Green Bay outgained Los Angeles 484-244, providing an emphatic answer to who would win the No. 1 offense vs. No. 1 defense battle. Rodgers passed for 296 yards, Jones rushed for 99 and Lazard had 96 receiving yards against a defense without the full fury of defensive tackle Aaron Donald, who suffered a rib injury last week.

Goff was 21-of-27 passing but for only 174 yards. The Rams had just one play of 20-plus yards and went 2-of-8 on third down as they missed top receiver Cooper Kupp (knee).

“Having the fans there and having all that noise, that helped us out a lot,” Clark said. “It was good to be on third down and get the crowd energizing us so we can get a big stop.”

Green Bay wasted no time in taking control. After deferring on the opening toss, the Packers forced a three-and-out punt and Mason Crosby kicked a 24-yard field goal. After the Rams answered with a field goal, Rodgers and All-Pro Adams struck for a 1-yard touchdown. On third-and-goal, Adams motioned left, then motioned hard right. With All-Pro cornerback Jalen Ramsey chasing, Adams was wide open in the end zone and Rodgers wasted no time throwing a fastball.

After another three-and-out stop, the Packers tacked on another touchdown. On third-and-goal from just outside the 1, Rodgers ad-libbed. With linebacker Leonard Floyd cutting off the bootleg, Rodgers used a pump-fake to get around Floyd, then turned on the jets to beat safety John Johnson to the pylon for the score. Rodgers fired the ball into the stands in celebration. With the crowd chanting “MVP,” Hunter Bradley’s wayward snap resulted in a botched point-after try and kept the score 16-3.

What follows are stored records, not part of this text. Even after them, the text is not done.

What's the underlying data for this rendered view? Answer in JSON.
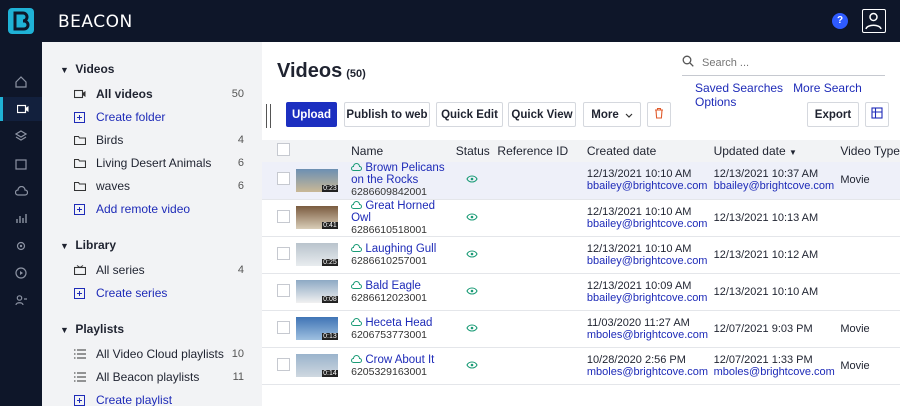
{
  "app": {
    "brand": "BEACON",
    "help_label": "?"
  },
  "sidebar": {
    "videos_heading": "Videos",
    "videos_items": [
      {
        "label": "All videos",
        "count": "50"
      },
      {
        "label": "Create folder"
      },
      {
        "label": "Birds",
        "count": "4"
      },
      {
        "label": "Living Desert Animals",
        "count": "6"
      },
      {
        "label": "waves",
        "count": "6"
      },
      {
        "label": "Add remote video"
      }
    ],
    "library_heading": "Library",
    "library_items": [
      {
        "label": "All series",
        "count": "4"
      },
      {
        "label": "Create series"
      }
    ],
    "playlists_heading": "Playlists",
    "playlist_items": [
      {
        "label": "All Video Cloud playlists",
        "count": "10"
      },
      {
        "label": "All Beacon playlists",
        "count": "11"
      },
      {
        "label": "Create playlist"
      }
    ]
  },
  "main": {
    "title": "Videos",
    "count": "(50)",
    "search_placeholder": "Search ...",
    "saved_searches": "Saved Searches",
    "more_search": "More Search Options",
    "toolbar": {
      "upload": "Upload",
      "publish": "Publish to web",
      "quick_edit": "Quick Edit",
      "quick_view": "Quick View",
      "more": "More",
      "export": "Export"
    }
  },
  "table": {
    "columns": [
      "Name",
      "Status",
      "Reference ID",
      "Created date",
      "Updated date",
      "Video Type"
    ],
    "rows": [
      {
        "name": "Brown Pelicans on the Rocks",
        "id": "6286609842001",
        "duration": "0:23",
        "created": "12/13/2021 10:10 AM",
        "created_by": "bbailey@brightcove.com",
        "updated": "12/13/2021 10:37 AM",
        "updated_by": "bbailey@brightcove.com",
        "type": "Movie"
      },
      {
        "name": "Great Horned Owl",
        "id": "6286610518001",
        "duration": "0:41",
        "created": "12/13/2021 10:10 AM",
        "created_by": "bbailey@brightcove.com",
        "updated": "12/13/2021 10:13 AM",
        "updated_by": "",
        "type": ""
      },
      {
        "name": "Laughing Gull",
        "id": "6286610257001",
        "duration": "0:25",
        "created": "12/13/2021 10:10 AM",
        "created_by": "bbailey@brightcove.com",
        "updated": "12/13/2021 10:12 AM",
        "updated_by": "",
        "type": ""
      },
      {
        "name": "Bald Eagle",
        "id": "6286612023001",
        "duration": "0:08",
        "created": "12/13/2021 10:09 AM",
        "created_by": "bbailey@brightcove.com",
        "updated": "12/13/2021 10:10 AM",
        "updated_by": "",
        "type": ""
      },
      {
        "name": "Heceta Head",
        "id": "6206753773001",
        "duration": "0:13",
        "created": "11/03/2020 11:27 AM",
        "created_by": "mboles@brightcove.com",
        "updated": "12/07/2021 9:03 PM",
        "updated_by": "",
        "type": "Movie"
      },
      {
        "name": "Crow About It",
        "id": "6205329163001",
        "duration": "0:14",
        "created": "10/28/2020 2:56 PM",
        "created_by": "mboles@brightcove.com",
        "updated": "12/07/2021 1:33 PM",
        "updated_by": "mboles@brightcove.com",
        "type": "Movie"
      }
    ]
  },
  "colors": {
    "nav_bg": "#0e1629",
    "accent": "#1c2fc0",
    "link": "#1e2bb8",
    "status": "#1a9b76"
  }
}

The Rams scored late in the half to pull within 16-10 but Green Bay answered in rapid-fire fashion. A double-move by Adams resulted in a gain of 21 and tight end Robert Tonyan broke free on an extended play for a gain of 33. Crosby’s 39-yard field goal as time expired made it 19-10 – a critical two-score lead with the ball coming out at halftime.